BEGIN
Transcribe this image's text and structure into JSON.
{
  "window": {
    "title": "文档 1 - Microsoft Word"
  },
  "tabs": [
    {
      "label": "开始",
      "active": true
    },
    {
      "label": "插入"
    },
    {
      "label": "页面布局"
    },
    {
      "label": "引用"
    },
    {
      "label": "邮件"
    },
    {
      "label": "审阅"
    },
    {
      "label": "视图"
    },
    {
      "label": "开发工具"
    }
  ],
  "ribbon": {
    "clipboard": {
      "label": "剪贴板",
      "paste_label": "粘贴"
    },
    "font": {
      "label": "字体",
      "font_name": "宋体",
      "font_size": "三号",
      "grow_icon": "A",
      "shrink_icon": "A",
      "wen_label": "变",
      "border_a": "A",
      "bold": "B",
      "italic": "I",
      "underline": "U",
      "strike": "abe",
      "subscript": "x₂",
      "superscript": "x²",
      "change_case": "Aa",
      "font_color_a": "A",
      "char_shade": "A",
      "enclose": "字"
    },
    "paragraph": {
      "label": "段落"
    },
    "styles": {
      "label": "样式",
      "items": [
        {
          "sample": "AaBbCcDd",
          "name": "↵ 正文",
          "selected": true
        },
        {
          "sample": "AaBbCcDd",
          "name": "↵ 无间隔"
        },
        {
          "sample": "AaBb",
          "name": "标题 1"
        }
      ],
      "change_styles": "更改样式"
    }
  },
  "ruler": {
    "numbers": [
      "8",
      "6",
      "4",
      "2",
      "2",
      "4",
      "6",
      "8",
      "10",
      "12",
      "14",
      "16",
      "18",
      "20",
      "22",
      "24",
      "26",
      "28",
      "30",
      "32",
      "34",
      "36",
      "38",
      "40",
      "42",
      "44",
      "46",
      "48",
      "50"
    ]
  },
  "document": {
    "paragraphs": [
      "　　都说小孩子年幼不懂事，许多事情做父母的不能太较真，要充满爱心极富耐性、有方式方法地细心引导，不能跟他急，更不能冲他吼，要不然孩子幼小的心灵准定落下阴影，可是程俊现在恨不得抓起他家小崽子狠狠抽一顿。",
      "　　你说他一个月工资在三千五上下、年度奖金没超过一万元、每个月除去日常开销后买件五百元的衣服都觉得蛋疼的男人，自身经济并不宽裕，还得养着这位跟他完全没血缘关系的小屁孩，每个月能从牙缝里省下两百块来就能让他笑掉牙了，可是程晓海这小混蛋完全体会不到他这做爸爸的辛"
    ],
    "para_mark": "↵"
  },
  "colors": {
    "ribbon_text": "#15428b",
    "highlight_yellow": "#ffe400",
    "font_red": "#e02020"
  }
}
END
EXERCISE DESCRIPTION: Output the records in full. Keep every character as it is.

YOUR RESPONSE:
Transcribe this image's text and structure into JSON.
{
  "window": {
    "title": "文档 1 - Microsoft Word"
  },
  "tabs": [
    {
      "label": "开始",
      "active": true
    },
    {
      "label": "插入"
    },
    {
      "label": "页面布局"
    },
    {
      "label": "引用"
    },
    {
      "label": "邮件"
    },
    {
      "label": "审阅"
    },
    {
      "label": "视图"
    },
    {
      "label": "开发工具"
    }
  ],
  "ribbon": {
    "clipboard": {
      "label": "剪贴板",
      "paste_label": "粘贴"
    },
    "font": {
      "label": "字体",
      "font_name": "宋体",
      "font_size": "三号",
      "grow_icon": "A",
      "shrink_icon": "A",
      "wen_label": "变",
      "border_a": "A",
      "bold": "B",
      "italic": "I",
      "underline": "U",
      "strike": "abe",
      "subscript": "x₂",
      "superscript": "x²",
      "change_case": "Aa",
      "font_color_a": "A",
      "char_shade": "A",
      "enclose": "字"
    },
    "paragraph": {
      "label": "段落"
    },
    "styles": {
      "label": "样式",
      "items": [
        {
          "sample": "AaBbCcDd",
          "name": "↵ 正文",
          "selected": true
        },
        {
          "sample": "AaBbCcDd",
          "name": "↵ 无间隔"
        },
        {
          "sample": "AaBb",
          "name": "标题 1"
        }
      ],
      "change_styles": "更改样式"
    }
  },
  "ruler": {
    "numbers": [
      "8",
      "6",
      "4",
      "2",
      "2",
      "4",
      "6",
      "8",
      "10",
      "12",
      "14",
      "16",
      "18",
      "20",
      "22",
      "24",
      "26",
      "28",
      "30",
      "32",
      "34",
      "36",
      "38",
      "40",
      "42",
      "44",
      "46",
      "48",
      "50"
    ]
  },
  "document": {
    "paragraphs": [
      "　　都说小孩子年幼不懂事，许多事情做父母的不能太较真，要充满爱心极富耐性、有方式方法地细心引导，不能跟他急，更不能冲他吼，要不然孩子幼小的心灵准定落下阴影，可是程俊现在恨不得抓起他家小崽子狠狠抽一顿。",
      "　　你说他一个月工资在三千五上下、年度奖金没超过一万元、每个月除去日常开销后买件五百元的衣服都觉得蛋疼的男人，自身经济并不宽裕，还得养着这位跟他完全没血缘关系的小屁孩，每个月能从牙缝里省下两百块来就能让他笑掉牙了，可是程晓海这小混蛋完全体会不到他这做爸爸的辛"
    ],
    "para_mark": "↵"
  },
  "colors": {
    "ribbon_text": "#15428b",
    "highlight_yellow": "#ffe400",
    "font_red": "#e02020"
  }
}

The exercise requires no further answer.